Sony revealed some of the history of the PlayStation VR2 headset and controllers, and shared images of prototypes.
PSVR 2's development began in late 2016, Sony says, right after it shipped the original PlayStation VR for PS4. The headset finally launched earlier this year after more than six years.
One of PSVR 2's unique features is the in-headset vibration motor. To prototype this, Sony says its engineers took the vibration motor out of a DualShock 4 gamepad and placed it into an early PSVR 2 prototype, finding that it increased the immersion.
While the original PSVR used the PS4 Camera bar to track visible light strips on the headset, PlayStation VR2 features has onboard inside-out tracking instead, via four black & white fisheye cameras positioned in the corners. You can also see the real world around you at any time using these cameras.
But before building inside-out tracking, Sony initially experimented with using infrared LEDs (invisible to the eye) on the headset, tracked by an external camera - the approach the original Oculus Rift used - and a single frontal camera for 2D camera passthrough.
Sony soon decided on onboard inside-out tracking instead though, and built a number of prototypes to find the ideal position for the four tracking cameras. But this wasn't just a task for the engineers - Sony says it worked closely with PlayStation Studios to gain feedback on which range of hand movements were most important to be able to consistently track.
As well as developing a new headset, Sony knew it had to develop made-for-VR controllers, rather than keep using the PlayStation Move controller from 2010 that the original PSVR leveraged as a tracked VR controller.
Sony says PSVR 2 Sense controller development also started in 2016, and its team went through many iterations as they didn't initially have a clear idea of exactly what kind of controller they wanted to build.
One of the earliest prototypes focused on incorporating thumbsticks and grip triggers, offering a trigger for each individual finger. It was still tracked by a PlayStation Move orb stuck on the end.
But as Sony decided to move the positional tracking onboard the headset, it also moved to incorporate IR LEDs into the controller to be tracked by the headset's cameras.

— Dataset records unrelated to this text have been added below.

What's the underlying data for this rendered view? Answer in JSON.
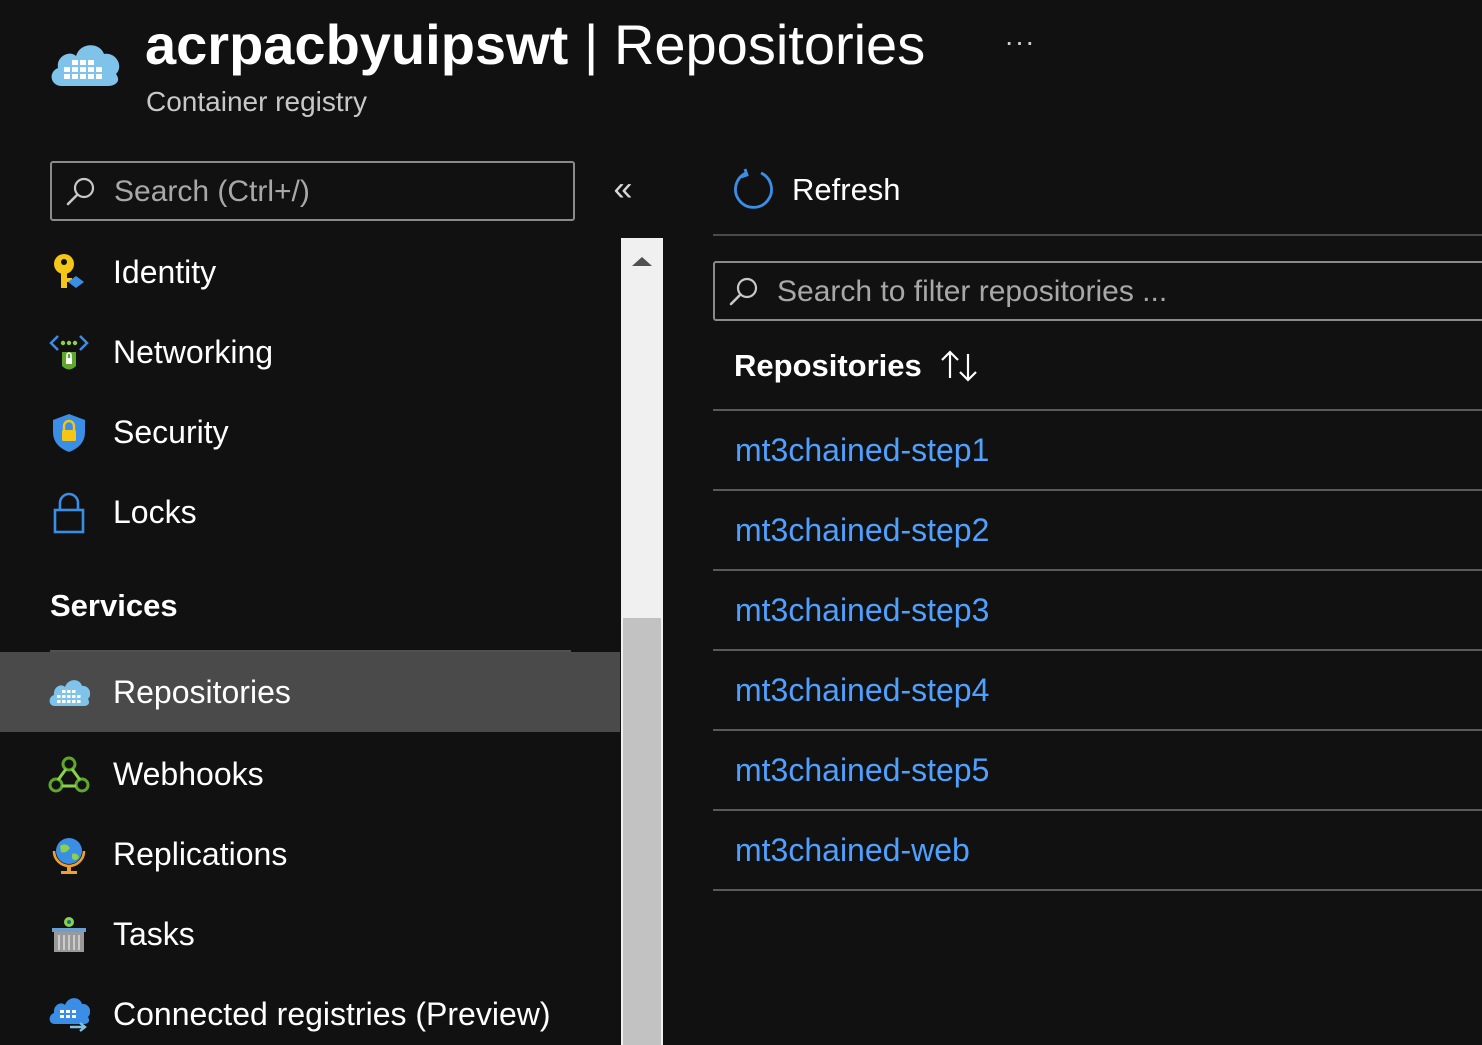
{
  "header": {
    "resource_name": "acrpacbyuipswt",
    "separator": " | ",
    "page_name": "Repositories",
    "subtitle": "Container registry",
    "more_label": "···",
    "icon": "container-registry-icon"
  },
  "sidebar": {
    "search_placeholder": "Search (Ctrl+/)",
    "collapse_label": "«",
    "items_top": [
      {
        "label": "Identity",
        "icon": "identity-key-icon"
      },
      {
        "label": "Networking",
        "icon": "networking-icon"
      },
      {
        "label": "Security",
        "icon": "security-shield-icon"
      },
      {
        "label": "Locks",
        "icon": "lock-icon"
      }
    ],
    "services_header": "Services",
    "items_services": [
      {
        "label": "Repositories",
        "icon": "repositories-icon",
        "selected": true
      },
      {
        "label": "Webhooks",
        "icon": "webhooks-icon"
      },
      {
        "label": "Replications",
        "icon": "replications-globe-icon"
      },
      {
        "label": "Tasks",
        "icon": "tasks-icon"
      },
      {
        "label": "Connected registries (Preview)",
        "icon": "connected-registries-icon"
      }
    ]
  },
  "main": {
    "refresh_label": "Refresh",
    "filter_placeholder": "Search to filter repositories ...",
    "column_header": "Repositories",
    "repositories": [
      "mt3chained-step1",
      "mt3chained-step2",
      "mt3chained-step3",
      "mt3chained-step4",
      "mt3chained-step5",
      "mt3chained-web"
    ]
  },
  "colors": {
    "background": "#111111",
    "link": "#4ea1ff",
    "selected_item": "#4a4a4a",
    "accent_blue": "#3a8ee6"
  }
}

The earliest prototypes placed these directly on the handle to test the concept, but Sony then moved to using tracking rings instead.
But Sony eventually settled on the current orb design, finding it more optimal for tracking at all angles.
PlayStation VR2 has been on the market for five months. In our review we called it "a major step for console VR, bridging the gap for those who want high-end features in a package that’s easier to manage than a PC VR setup", and in our technical analysis we hailed its breathtaking colors and stunning contrast while criticizing its slightly noisy image.
While an early report claimed slow uptake, Sony revealed in May it had actually sold 600,000 units in the first six weeks, outpacing the original PSVR.
With PlayStation 5 console stock finally readily available and major titles like Firewall Ultra, the Resident Evil 4 Remake, and Aces of Thunder on the horizon, Sony could be gearing up for its biggest VR holiday season yet later this year.